David Profumo

Moby Yuck

Floating Gold: A Natural (and Unnatural) History of Ambergris


University of Chicago Press 187pp £14.50 order from our bookshop

Folk used to think it was whale vomit, dragon’s spittle, a mushroom, tree sap, a submarine pear, or something meteoritic. Charles II liked to put it on his eggs, the Chinese swore by it as a medicine, and Casanova used it to pep up his chocolate mousse. It can retain its peculiar aroma – tobacco? violets? cow pat? – for 300 years, and for many centuries has been prized by apothecaries, perfume makers and aficionados of rarity. These days it’s valued by traders at $1,000 a pound, but you have to be prepared to pick up a lot of noisome detritus if you want to be a serious collector. Welcome to the world according to ambergris.

Follow Literary Review on Twitter

  • Last Tweets

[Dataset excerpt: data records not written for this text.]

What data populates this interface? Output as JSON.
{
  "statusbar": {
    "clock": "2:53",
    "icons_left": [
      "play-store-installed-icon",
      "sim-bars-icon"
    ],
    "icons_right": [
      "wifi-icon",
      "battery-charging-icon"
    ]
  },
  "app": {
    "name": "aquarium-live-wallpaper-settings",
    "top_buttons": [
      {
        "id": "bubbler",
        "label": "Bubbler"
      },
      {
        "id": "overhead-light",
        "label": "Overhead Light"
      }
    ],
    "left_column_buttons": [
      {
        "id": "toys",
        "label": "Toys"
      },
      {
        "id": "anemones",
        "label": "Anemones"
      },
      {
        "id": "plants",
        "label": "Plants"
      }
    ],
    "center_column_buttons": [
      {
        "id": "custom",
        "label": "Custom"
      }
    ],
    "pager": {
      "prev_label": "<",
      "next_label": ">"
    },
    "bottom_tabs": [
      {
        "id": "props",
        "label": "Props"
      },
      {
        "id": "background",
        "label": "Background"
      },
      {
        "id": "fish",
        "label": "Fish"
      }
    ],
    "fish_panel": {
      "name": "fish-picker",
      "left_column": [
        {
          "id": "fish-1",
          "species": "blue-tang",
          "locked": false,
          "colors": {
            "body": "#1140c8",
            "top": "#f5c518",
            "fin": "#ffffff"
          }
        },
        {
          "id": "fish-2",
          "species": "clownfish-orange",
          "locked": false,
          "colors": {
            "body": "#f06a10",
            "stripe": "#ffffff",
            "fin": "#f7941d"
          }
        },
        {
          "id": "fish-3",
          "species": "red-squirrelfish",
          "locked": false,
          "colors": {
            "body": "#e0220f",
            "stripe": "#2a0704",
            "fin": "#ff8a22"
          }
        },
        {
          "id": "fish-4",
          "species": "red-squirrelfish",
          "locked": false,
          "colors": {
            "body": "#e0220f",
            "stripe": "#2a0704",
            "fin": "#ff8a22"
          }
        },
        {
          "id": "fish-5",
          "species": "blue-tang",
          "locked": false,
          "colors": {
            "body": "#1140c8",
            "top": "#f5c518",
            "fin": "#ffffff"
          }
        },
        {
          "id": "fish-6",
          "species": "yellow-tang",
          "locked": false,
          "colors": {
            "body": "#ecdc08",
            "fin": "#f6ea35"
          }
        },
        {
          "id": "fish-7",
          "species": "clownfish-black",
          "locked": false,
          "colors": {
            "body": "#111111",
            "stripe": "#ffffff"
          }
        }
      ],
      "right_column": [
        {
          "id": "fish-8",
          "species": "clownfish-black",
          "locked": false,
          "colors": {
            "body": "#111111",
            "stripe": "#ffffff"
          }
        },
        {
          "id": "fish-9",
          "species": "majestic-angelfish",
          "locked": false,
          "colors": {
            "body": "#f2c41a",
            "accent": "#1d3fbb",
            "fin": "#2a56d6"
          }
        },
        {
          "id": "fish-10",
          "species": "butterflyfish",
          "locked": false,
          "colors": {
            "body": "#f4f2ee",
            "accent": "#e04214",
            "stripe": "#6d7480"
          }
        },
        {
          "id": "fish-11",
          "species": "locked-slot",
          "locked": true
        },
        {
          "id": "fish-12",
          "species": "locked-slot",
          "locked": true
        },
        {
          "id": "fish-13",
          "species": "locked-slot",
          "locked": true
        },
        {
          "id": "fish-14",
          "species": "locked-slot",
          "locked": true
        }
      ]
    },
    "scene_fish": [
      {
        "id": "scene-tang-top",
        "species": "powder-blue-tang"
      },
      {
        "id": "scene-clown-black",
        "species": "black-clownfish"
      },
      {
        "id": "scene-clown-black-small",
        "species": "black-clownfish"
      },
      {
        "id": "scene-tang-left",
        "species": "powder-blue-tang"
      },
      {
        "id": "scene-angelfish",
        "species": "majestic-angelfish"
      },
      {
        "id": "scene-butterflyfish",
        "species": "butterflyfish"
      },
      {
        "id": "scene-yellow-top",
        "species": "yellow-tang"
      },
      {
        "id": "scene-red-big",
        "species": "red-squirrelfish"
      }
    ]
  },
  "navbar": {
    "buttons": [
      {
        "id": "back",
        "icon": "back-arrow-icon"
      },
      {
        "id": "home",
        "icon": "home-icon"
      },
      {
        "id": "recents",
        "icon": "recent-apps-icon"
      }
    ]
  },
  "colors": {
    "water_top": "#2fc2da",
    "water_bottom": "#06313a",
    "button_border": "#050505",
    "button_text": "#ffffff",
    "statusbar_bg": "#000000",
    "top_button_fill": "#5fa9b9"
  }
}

    • 'Hart sets out to unsettle, startle and disturb. In this strange, disconcerting, radical version of a strange, disc… ,
    • Here is @MannJessica's June crime fiction round-up, discussing books by Georges Simenon, Jack Grimwood,… ,
    • John Stubbs reviews Stephen Greenblatt's latest, 'Tyrant: Shakespeare on Power' ,
    • RT : What happened when US military strategist Herman Kahn - one of Kubrick’s three models for Dr Strangelove - took LSD… ,
    • 'Pollan has no doubt that the use of psychedelics could have a powerfully beneficial effect on a range of condition… ,
    • A memoir about an Untouchable family and the 'formation of modern India': 'Ants among Elephants' by @gidla_sujatha… ,
    • RT : First founded in Edinburgh in 1979, is considered a trusted independent source for reviews of new book… ,